4x4-MegaWorld hasn’t been in the news much– and that alone is probably good news. Their stores are broadening their appeal as they stock more and more camping equipment to supplement their well-known brands like ARB and OME. The drop in the rand value has no doubt put their foundation products, which are imported, under huge pressure as prices have been forced to rise.

Ezi-Awn have launched several new products including a range of roof-racks. And their roof tents and awnings are as popular as ever.

Alu-Cab is as busy as always. It must surely be one of the busiest workshops in the country.

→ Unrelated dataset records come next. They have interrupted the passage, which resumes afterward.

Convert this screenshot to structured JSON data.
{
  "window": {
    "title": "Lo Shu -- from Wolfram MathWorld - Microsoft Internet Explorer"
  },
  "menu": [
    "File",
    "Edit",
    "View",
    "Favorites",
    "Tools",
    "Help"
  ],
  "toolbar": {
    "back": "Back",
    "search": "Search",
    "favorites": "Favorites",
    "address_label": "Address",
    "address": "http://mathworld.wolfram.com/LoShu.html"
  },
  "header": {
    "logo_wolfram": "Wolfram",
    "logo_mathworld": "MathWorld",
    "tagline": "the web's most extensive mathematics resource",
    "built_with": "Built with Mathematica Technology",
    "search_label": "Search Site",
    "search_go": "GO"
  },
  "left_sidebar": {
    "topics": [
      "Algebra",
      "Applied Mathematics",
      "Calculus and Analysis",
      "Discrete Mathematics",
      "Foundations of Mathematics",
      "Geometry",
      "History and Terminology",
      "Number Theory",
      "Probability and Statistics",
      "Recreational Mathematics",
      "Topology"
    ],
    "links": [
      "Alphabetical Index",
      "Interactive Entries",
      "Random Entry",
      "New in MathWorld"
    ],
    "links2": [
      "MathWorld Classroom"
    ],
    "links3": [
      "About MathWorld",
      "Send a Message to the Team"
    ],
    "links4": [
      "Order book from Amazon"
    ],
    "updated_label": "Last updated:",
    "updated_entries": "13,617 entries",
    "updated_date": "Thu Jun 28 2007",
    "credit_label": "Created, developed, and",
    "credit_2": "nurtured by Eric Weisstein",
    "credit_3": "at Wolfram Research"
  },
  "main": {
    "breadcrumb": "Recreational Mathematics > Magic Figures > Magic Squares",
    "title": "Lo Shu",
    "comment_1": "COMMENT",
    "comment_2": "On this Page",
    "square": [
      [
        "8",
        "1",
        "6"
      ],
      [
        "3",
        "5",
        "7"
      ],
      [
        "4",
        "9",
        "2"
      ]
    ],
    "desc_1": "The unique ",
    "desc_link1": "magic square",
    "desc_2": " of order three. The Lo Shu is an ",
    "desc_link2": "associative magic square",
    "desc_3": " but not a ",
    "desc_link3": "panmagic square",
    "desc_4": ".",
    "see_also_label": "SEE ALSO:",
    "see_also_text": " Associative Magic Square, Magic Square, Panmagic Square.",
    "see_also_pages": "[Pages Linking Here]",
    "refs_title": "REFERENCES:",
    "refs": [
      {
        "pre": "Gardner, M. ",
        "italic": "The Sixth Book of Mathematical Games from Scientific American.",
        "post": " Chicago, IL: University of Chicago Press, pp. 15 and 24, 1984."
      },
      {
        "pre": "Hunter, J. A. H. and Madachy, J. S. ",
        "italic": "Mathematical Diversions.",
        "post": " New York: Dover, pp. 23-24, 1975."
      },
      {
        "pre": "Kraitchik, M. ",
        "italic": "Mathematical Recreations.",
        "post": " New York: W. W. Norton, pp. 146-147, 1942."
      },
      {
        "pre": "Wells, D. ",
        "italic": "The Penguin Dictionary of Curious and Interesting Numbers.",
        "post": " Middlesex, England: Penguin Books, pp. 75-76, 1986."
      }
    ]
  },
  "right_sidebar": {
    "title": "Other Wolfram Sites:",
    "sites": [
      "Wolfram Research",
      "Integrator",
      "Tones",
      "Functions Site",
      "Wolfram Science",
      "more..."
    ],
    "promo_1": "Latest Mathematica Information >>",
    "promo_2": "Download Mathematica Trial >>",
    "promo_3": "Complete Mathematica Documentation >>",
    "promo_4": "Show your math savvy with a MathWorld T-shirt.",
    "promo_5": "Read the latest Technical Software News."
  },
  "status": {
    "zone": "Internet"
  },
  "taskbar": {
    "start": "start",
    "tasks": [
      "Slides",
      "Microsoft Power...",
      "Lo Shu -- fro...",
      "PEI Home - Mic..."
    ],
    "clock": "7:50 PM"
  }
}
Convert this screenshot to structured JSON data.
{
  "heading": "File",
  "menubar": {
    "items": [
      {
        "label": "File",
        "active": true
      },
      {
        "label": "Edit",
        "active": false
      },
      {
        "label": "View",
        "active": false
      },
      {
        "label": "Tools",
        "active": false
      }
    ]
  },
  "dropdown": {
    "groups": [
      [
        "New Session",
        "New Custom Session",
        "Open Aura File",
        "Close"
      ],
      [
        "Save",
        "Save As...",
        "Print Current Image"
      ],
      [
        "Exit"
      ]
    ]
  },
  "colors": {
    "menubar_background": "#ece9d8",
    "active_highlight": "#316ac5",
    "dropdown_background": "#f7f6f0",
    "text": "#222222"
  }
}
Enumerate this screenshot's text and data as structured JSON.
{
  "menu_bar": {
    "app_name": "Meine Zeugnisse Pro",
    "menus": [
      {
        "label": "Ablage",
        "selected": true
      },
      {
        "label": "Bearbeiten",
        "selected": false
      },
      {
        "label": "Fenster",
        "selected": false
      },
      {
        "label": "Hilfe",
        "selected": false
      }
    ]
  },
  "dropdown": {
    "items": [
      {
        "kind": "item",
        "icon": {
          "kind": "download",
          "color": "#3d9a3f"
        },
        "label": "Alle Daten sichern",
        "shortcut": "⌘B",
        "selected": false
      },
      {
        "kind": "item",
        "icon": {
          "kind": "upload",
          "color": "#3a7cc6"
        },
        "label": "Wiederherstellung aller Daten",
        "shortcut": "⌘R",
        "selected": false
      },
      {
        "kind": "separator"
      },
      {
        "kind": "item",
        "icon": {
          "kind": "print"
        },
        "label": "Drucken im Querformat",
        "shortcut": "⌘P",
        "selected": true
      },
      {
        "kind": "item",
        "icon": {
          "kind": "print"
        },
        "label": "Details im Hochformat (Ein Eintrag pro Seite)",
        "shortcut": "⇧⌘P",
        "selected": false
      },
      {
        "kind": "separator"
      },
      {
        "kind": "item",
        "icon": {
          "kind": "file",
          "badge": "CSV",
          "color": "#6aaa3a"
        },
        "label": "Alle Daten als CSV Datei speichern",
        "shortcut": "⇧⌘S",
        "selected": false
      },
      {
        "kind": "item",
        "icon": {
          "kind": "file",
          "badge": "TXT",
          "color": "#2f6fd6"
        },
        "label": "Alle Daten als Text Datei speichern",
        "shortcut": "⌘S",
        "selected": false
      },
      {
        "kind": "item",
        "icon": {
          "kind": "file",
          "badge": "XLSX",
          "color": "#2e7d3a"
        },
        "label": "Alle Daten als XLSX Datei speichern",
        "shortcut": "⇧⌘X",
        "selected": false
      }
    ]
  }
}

And while they turn out canopies and vehicles like a Pezz-dispenser, they still manage to create some new products – like their new awning. I have not seen it up close yet.

But probably the best news of all is that one of the foundation companies in this industry, 4x4 African Outback – Big Country, has reopened its doors. They closed shop after a strike that threatened the business, and everyone, including the owners, lost their jobs. This was no doubt thanks to the unions, who care much more about personal power than people. It was this kind of thinking that destroyed so many industries in the UK through the ‘70s and ‘80s. But they are back! Their ‘under-construction’ website has their details.

As for 2014, the industry is talking positive, and that it’s looking good. A welcome upturn is under way. And South African companies are getting better and better at getting their products overseas. For example, Front Runner, National Luna and Ezi-Awn are well represented at the Outdoor Expos in the UK.

There was a new SA 4x4 TV show, called That 4x4 Show. I heard little about it, and that’s good. Because if people really hate something, they generally talk about it. It sounds like it was a success.  And I've always believed, competition is good. I am back with a full TV series in 2014, broadcasts beginning in late October. It will be shot in South Africa, Namibia, Swaziland, Scotland, UK and Arizona USA.

I'll be in the country from shooting most of April and part of May, and then again in June and July. If you have a 4x4 product that you would like to feature on my show - don't be shy. I'm interested!

Best as always


Photos show my cruiser on display at TJM's new headquarters in Menlyn, Pretoria East.  I am seriously looking forward to a warm sun on my back - and hearing my Cruiser rumble again.